== Segment start ==

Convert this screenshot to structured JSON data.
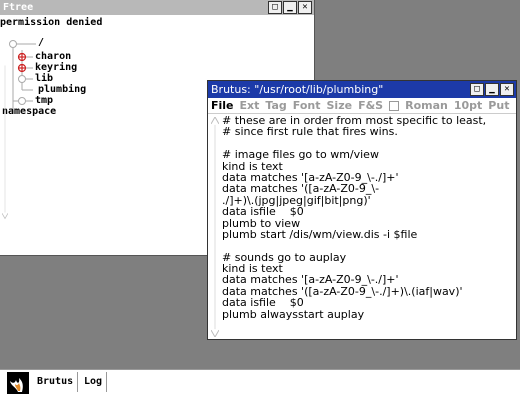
{
  "ftree": {
    "title": "Ftree",
    "status": "permission denied",
    "root": "/",
    "items": [
      "charon",
      "keyring",
      "lib",
      "plumbing",
      "tmp",
      "namespace"
    ]
  },
  "brutus": {
    "title": "Brutus: \"/usr/root/lib/plumbing\"",
    "menu": [
      "File",
      "Ext",
      "Tag",
      "Font",
      "Size",
      "F&S",
      "Roman",
      "10pt",
      "Put"
    ],
    "lines": [
      "# these are in order from most specific to least,",
      "# since first rule that fires wins.",
      "",
      "# image files go to wm/view",
      "kind is text",
      "data matches '[a-zA-Z0-9_\\-./]+'",
      "data matches '([a-zA-Z0-9_\\-",
      "./]+)\\.(jpg|jpeg|gif|bit|png)'",
      "data isfile    $0",
      "plumb to view",
      "plumb start /dis/wm/view.dis -i $file",
      "",
      "# sounds go to auplay",
      "kind is text",
      "data matches '[a-zA-Z0-9_\\-./]+'",
      "data matches '([a-zA-Z0-9_\\-./]+)\\.(iaf|wav)'",
      "data isfile    $0",
      "plumb alwaysstart auplay"
    ]
  },
  "taskbar": {
    "tasks": [
      "Brutus",
      "Log"
    ]
  },
  "colors": {
    "desktop": "#7f7f7f",
    "brutus_title": "#1c3aa8",
    "ftree_title": "#b8b8b8",
    "tree_marker": "#cc2222"
  }
}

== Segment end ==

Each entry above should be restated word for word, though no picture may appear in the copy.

Your response ::
Convert this screenshot to structured JSON data.
{
  "ftree": {
    "title": "Ftree",
    "status": "permission denied",
    "root": "/",
    "items": [
      "charon",
      "keyring",
      "lib",
      "plumbing",
      "tmp",
      "namespace"
    ]
  },
  "brutus": {
    "title": "Brutus: \"/usr/root/lib/plumbing\"",
    "menu": [
      "File",
      "Ext",
      "Tag",
      "Font",
      "Size",
      "F&S",
      "Roman",
      "10pt",
      "Put"
    ],
    "lines": [
      "# these are in order from most specific to least,",
      "# since first rule that fires wins.",
      "",
      "# image files go to wm/view",
      "kind is text",
      "data matches '[a-zA-Z0-9_\\-./]+'",
      "data matches '([a-zA-Z0-9_\\-",
      "./]+)\\.(jpg|jpeg|gif|bit|png)'",
      "data isfile    $0",
      "plumb to view",
      "plumb start /dis/wm/view.dis -i $file",
      "",
      "# sounds go to auplay",
      "kind is text",
      "data matches '[a-zA-Z0-9_\\-./]+'",
      "data matches '([a-zA-Z0-9_\\-./]+)\\.(iaf|wav)'",
      "data isfile    $0",
      "plumb alwaysstart auplay"
    ]
  },
  "taskbar": {
    "tasks": [
      "Brutus",
      "Log"
    ]
  },
  "colors": {
    "desktop": "#7f7f7f",
    "brutus_title": "#1c3aa8",
    "ftree_title": "#b8b8b8",
    "tree_marker": "#cc2222"
  }
}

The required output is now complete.